▶ **WORK REQUEST**: Retype each entry below precisely as it reads.

▶ **DATA SHOWN**:
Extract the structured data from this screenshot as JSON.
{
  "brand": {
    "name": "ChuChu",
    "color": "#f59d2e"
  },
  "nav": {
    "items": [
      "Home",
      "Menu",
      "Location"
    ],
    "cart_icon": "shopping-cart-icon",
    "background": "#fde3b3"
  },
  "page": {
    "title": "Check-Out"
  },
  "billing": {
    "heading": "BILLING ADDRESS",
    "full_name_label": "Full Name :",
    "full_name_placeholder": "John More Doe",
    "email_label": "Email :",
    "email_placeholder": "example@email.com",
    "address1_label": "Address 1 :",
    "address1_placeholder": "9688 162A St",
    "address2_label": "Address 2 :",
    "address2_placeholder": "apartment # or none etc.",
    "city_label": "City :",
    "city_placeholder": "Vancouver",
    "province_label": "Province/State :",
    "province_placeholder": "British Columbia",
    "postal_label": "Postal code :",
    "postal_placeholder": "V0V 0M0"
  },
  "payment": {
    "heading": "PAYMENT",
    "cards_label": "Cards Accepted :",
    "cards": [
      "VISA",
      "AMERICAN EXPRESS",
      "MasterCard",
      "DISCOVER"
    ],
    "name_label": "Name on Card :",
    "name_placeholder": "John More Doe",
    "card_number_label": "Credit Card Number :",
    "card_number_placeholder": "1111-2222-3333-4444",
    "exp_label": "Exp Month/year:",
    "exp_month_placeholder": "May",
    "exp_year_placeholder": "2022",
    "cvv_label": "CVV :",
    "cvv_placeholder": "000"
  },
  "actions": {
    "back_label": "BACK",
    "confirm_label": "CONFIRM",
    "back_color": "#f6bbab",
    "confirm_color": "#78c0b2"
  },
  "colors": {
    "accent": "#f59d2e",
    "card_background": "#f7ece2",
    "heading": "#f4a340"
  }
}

▶ **EXERCISE OUTPUT**:
Extract the structured data from this screenshot as JSON.
{
  "brand": {
    "name": "ChuChu",
    "color": "#f59d2e"
  },
  "nav": {
    "items": [
      "Home",
      "Menu",
      "Location"
    ],
    "cart_icon": "shopping-cart-icon",
    "background": "#fde3b3"
  },
  "page": {
    "title": "Check-Out"
  },
  "billing": {
    "heading": "BILLING ADDRESS",
    "full_name_label": "Full Name :",
    "full_name_placeholder": "John More Doe",
    "email_label": "Email :",
    "email_placeholder": "example@email.com",
    "address1_label": "Address 1 :",
    "address1_placeholder": "9688 162A St",
    "address2_label": "Address 2 :",
    "address2_placeholder": "apartment # or none etc.",
    "city_label": "City :",
    "city_placeholder": "Vancouver",
    "province_label": "Province/State :",
    "province_placeholder": "British Columbia",
    "postal_label": "Postal code :",
    "postal_placeholder": "V0V 0M0"
  },
  "payment": {
    "heading": "PAYMENT",
    "cards_label": "Cards Accepted :",
    "cards": [
      "VISA",
      "AMERICAN EXPRESS",
      "MasterCard",
      "DISCOVER"
    ],
    "name_label": "Name on Card :",
    "name_placeholder": "John More Doe",
    "card_number_label": "Credit Card Number :",
    "card_number_placeholder": "1111-2222-3333-4444",
    "exp_label": "Exp Month/year:",
    "exp_month_placeholder": "May",
    "exp_year_placeholder": "2022",
    "cvv_label": "CVV :",
    "cvv_placeholder": "000"
  },
  "actions": {
    "back_label": "BACK",
    "confirm_label": "CONFIRM",
    "back_color": "#f6bbab",
    "confirm_color": "#78c0b2"
  },
  "colors": {
    "accent": "#f59d2e",
    "card_background": "#f7ece2",
    "heading": "#f4a340"
  }
}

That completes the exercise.